→ TASK DETAILS
Reproduce the listing below character for character; drop every image.

→ EXERCISE DATA
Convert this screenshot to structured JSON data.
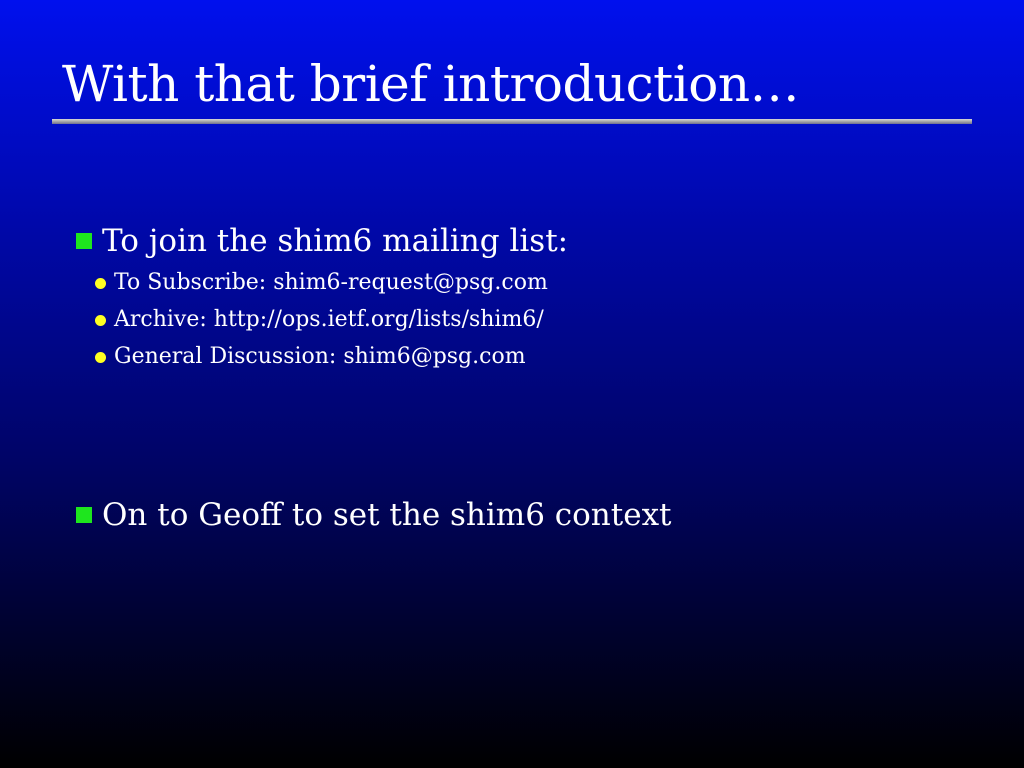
{
  "slide": {
    "title": "With that brief introduction…",
    "bullets": [
      {
        "text": "To join the shim6 mailing list:",
        "subitems": [
          "To Subscribe: shim6-request@psg.com",
          "Archive: http://ops.ietf.org/lists/shim6/",
          "General Discussion: shim6@psg.com"
        ]
      },
      {
        "text": "On to Geoff to set the shim6 context"
      }
    ]
  },
  "colors": {
    "background_top": "#0010ee",
    "background_bottom": "#000000",
    "level1_bullet": "#1ee61e",
    "level2_bullet": "#ffff22",
    "text": "#ffffff"
  },
  "icons": {
    "level1_bullet": "green-square-bullet-icon",
    "level2_bullet": "yellow-dot-bullet-icon"
  }
}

→ OUTPUT FOR THIS EXERCISE
Convert this screenshot to structured JSON data.
{
  "slide": {
    "title": "With that brief introduction…",
    "bullets": [
      {
        "text": "To join the shim6 mailing list:",
        "subitems": [
          "To Subscribe: shim6-request@psg.com",
          "Archive: http://ops.ietf.org/lists/shim6/",
          "General Discussion: shim6@psg.com"
        ]
      },
      {
        "text": "On to Geoff to set the shim6 context"
      }
    ]
  },
  "colors": {
    "background_top": "#0010ee",
    "background_bottom": "#000000",
    "level1_bullet": "#1ee61e",
    "level2_bullet": "#ffff22",
    "text": "#ffffff"
  },
  "icons": {
    "level1_bullet": "green-square-bullet-icon",
    "level2_bullet": "yellow-dot-bullet-icon"
  }
}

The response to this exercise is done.